Every leader of a group, club, business or organization will learn that each situation is different and a variety of leadership styles and tools will be needed. The four articles in this series provide basic information to help prepare leaders and educate them about the advantages and disadvantages of different leadership styles. As stated in the other articles, it is important for individuals in leadership roles to know what style works best for a given situation and for the group they are leading, in order to accomplish the group’s goals.

As mentioned previously in this series, Michigan 4-H Youth Development recently released a new and exciting global leadership curriculum that can provide more insight into leadership styles: 4-H Backpack to Adventure: Youth Leaders in a Global World (4H1643). The 4-H global leadership curriculum will assist volunteers, parents/guardians, professionals and other youth educators in developing the knowledge and skills they need to become youth leaders in a global environment. The 138-page publication is available in print and electronic versions at the MSU Extension Bookstore (the electronic version is shipped on a USB drive).

One of the activities offered in 4-H Backpack to Adventure: Youth Leaders in a Global World curriculum is called Lead in Style: Duct Tape Sculptures.
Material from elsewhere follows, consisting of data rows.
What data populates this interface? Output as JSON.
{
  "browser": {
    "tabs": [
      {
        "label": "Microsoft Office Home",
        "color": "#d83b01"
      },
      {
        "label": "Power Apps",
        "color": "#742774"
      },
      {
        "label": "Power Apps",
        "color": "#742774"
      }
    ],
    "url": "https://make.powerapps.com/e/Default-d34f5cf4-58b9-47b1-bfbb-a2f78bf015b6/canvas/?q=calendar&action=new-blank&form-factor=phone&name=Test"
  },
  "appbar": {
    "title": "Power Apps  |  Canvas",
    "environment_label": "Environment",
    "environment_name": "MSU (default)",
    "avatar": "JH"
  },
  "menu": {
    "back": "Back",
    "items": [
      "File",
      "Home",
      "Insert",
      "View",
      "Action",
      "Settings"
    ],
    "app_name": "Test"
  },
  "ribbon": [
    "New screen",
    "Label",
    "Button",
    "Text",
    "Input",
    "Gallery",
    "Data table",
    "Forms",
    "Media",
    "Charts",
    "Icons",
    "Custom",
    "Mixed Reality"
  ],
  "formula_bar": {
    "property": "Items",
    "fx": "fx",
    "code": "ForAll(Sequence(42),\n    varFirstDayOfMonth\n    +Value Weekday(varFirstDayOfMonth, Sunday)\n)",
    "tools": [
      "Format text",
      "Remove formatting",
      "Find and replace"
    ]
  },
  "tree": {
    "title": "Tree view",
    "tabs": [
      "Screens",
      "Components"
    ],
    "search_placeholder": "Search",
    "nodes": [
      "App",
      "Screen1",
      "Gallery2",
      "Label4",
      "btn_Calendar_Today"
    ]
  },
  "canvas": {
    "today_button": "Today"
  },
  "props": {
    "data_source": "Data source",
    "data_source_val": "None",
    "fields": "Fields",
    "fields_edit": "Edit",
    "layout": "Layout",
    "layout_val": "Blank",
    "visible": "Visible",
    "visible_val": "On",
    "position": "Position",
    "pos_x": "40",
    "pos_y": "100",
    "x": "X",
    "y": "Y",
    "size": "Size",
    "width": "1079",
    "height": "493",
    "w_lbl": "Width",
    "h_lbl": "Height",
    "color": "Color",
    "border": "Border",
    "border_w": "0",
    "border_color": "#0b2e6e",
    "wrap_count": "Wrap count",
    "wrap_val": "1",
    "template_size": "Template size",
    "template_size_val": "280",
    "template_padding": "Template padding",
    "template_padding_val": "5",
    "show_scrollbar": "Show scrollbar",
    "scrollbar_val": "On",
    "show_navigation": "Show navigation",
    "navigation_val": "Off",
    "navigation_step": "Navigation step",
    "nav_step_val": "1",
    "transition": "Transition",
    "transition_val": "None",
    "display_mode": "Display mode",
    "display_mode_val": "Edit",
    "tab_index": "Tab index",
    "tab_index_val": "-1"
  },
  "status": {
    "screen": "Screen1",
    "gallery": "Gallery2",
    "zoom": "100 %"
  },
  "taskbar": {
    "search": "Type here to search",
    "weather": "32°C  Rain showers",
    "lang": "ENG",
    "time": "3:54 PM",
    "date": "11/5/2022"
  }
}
This citizenship activity provides hands-on learning with a team-building component as participants learn about the four common leadership styles. 

For more information about 4-H learning opportunities and other 4-H programs, contact your local county MSU Extension Office.

Related Articles